What’s been happening in faith, science and culture?

Over the past month, these are the events in faith, science and culture that have been catching our attention.

17 JulyBrian Cox, physicist and broadcaster, made an interesting observation at the Starmus festival, which has just finished in Tenerife. The festival, which included Brian Eno, Stephen Hawking and Richard Dawkins, celebrated the synerygy between astronomy and music. Said Cox: ‘The fact that we’re in an insignificant physical speck in a possibly infinite universe is as easy or difficult to accept as that we are a very tiny temporal speck in a possibly infinite time span… But it’s a conversation that won’t be had by physicists. It’s a conversation that’s best had in art, philosophy, literature and theology. That’s where the meaning of the things we discover about the universe is teased out.’

17 JulyTheresa May and Angela Merkel, two of the politicians who will determine Europe’s future, both grew up as daughters in clergy households, notes The Economist. While May was the only child of an Anglican vicar in Oxfordshire, Merkel was the daughter of a Lutheran pastor in communist East Germany. Says The Economist: ‘Paradoxically enough, both Mrs May and Mrs Merkel may yet be remembered as Christian politicians who were adamantly open to the possibility of Islam being integrated into European liberal democracy.’

7 JulyThe Big Bang might have been a Big Bounce, new research by London physicists has shown. The reason? Because the early universe was so small, it might have been governed entirely by quantum mechanics. Says Dr Steffen Gielen: ‘Quantum mechanics saves us when things break down. It saves electrons from falling in and destroying atoms, so maybe it could also save the early universe from such violent beginnings and endings as the Big Bang and Big Crunch.’

6 JulyJustin Brierley, host of Unbelievable? on Premier Radio, has a new video online called ‘How a dice can show that God exists’. Justin talks viewers through how it would have taken a gigantic streak of good luck to roll the dice so the universe would produce life. So gigantic, in fact, that the chances of it happening are 1 in 10 to the power of 55. This leaves us with a question: why is the universe so finely tuned for life?

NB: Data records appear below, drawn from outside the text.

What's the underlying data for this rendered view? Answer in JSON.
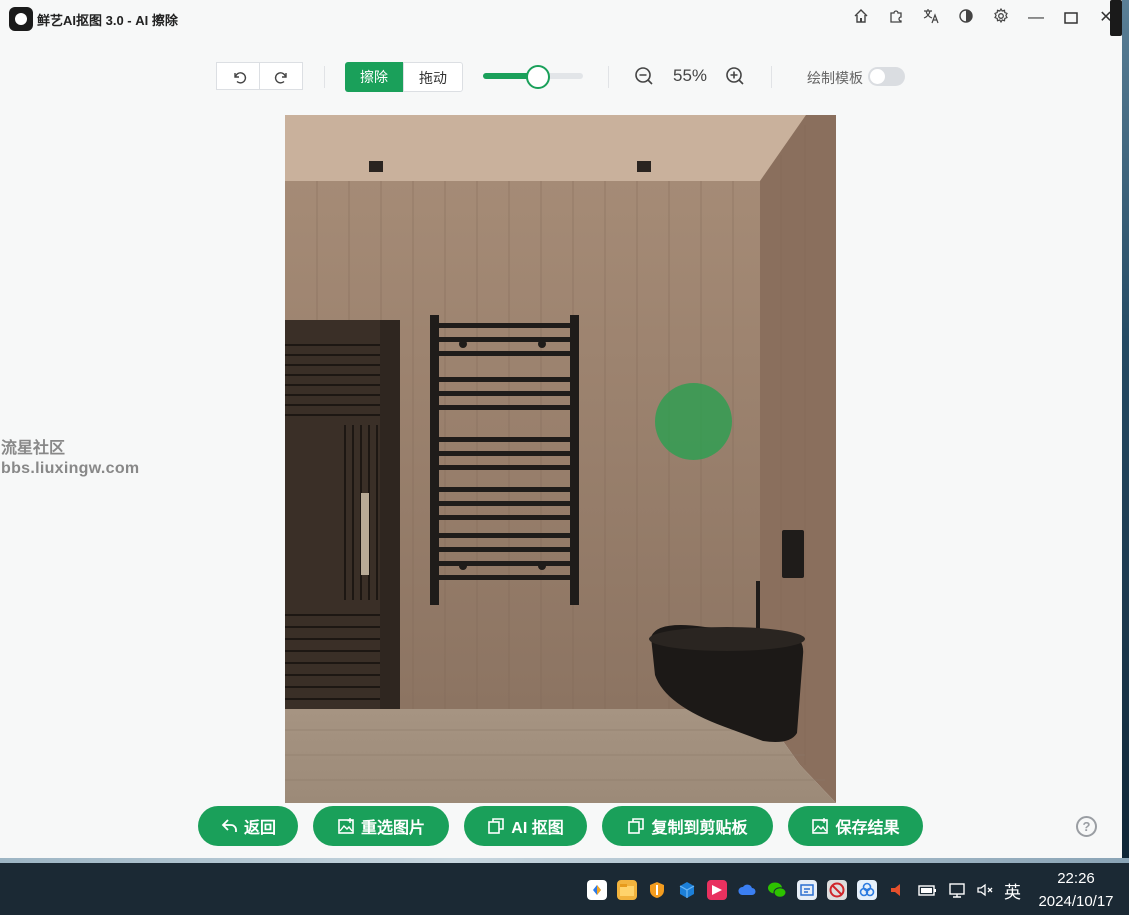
{
  "app": {
    "title": "鲜艺AI抠图  3.0 - AI 擦除"
  },
  "title_bar_icons": [
    "home-icon",
    "puzzle-icon",
    "translate-icon",
    "theme-icon",
    "gear-icon"
  ],
  "window_controls": {
    "minimize": "—",
    "maximize": "☐",
    "close": "✕"
  },
  "toolbar": {
    "mode_erase": "擦除",
    "mode_drag": "拖动",
    "brush_size_fraction": 0.54,
    "zoom_level": "55%",
    "template_label": "绘制模板",
    "template_toggle_on": false
  },
  "watermark": {
    "line1": "流星社区",
    "line2": "bbs.liuxingw.com"
  },
  "actions": {
    "back": "返回",
    "reselect": "重选图片",
    "ai_cutout": "AI 抠图",
    "copy_clipboard": "复制到剪贴板",
    "save_result": "保存结果"
  },
  "taskbar": {
    "ime": "英",
    "time": "22:26",
    "date": "2024/10/17"
  },
  "colors": {
    "accent": "#1aa05a",
    "taskbar": "#1b2934"
  }
}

2 JulyElie Wiesel, the Jewish author, activist, Nobel Laureate and Holocaust survivor, has died at the age of 87. Wiesel famously confronted God during his time in Auschwitz when a young boy was hanged by the camp guards. ‘Behind me, I heard the same man asking: “Where is God now?” And I heard a voice within me answer him: “Where is He? Here He is – He is hanging here on this gallows.”’ Wiesel’s struggle over God’s existence lasted his lifetime, emerging in books and interviews, including this interview. His most famous book, Night, is one of the major first-person acts of witness to the Holocaust.

29 JuneMarcus de Sautoy (mathematician and successor to Richard Dawkins as the Simonyi Professor for the Public Understanding of Science) has a new book out, What We Cannot Know. The philosopher Jonathan Rée reviewed the book and said: ’Finally, he comes back to his home discipline to argue, in the spirit of Gödel, that mathematics contains truths we cannot know. In an eye-catching conclusion, he then takes issue with those who regard science as a vindication of atheism: God may have died as a supernatural being with a personal interest in our welfare, but we might as well resuscitate him, according to Du Sautoy, by equating him with “the abstract idea of the things we do not know”.’

17 JuneKaren King, the professor who introduced ‘The Gospel of Jesus’s Wife’ to the world in 2012, and who has championed it ever since, has finally admitted that the fragment of papyrus, which implied that Jesus was married, may in fact be a fake. Commenting on dramatic new evidence about the story, Professor King of Harvard Divinity School, says, ‘It tips the balance towards forgery’.

24 MayRichard Dawkins told BBC News that he won’t be writing any more anti-religion books. Asked about whether he thought The God Delusion might have been a step too far in his vocal opposition to religion, he said, ‘I’ve stepped back. I haven’t written any more books along those lines. The God Delusion is a one-off. Not one that I’m ashamed of; I’m very proud of it. But it’s a one-off.’

Photo: Dachau Concentration Camp memorial by maxgiani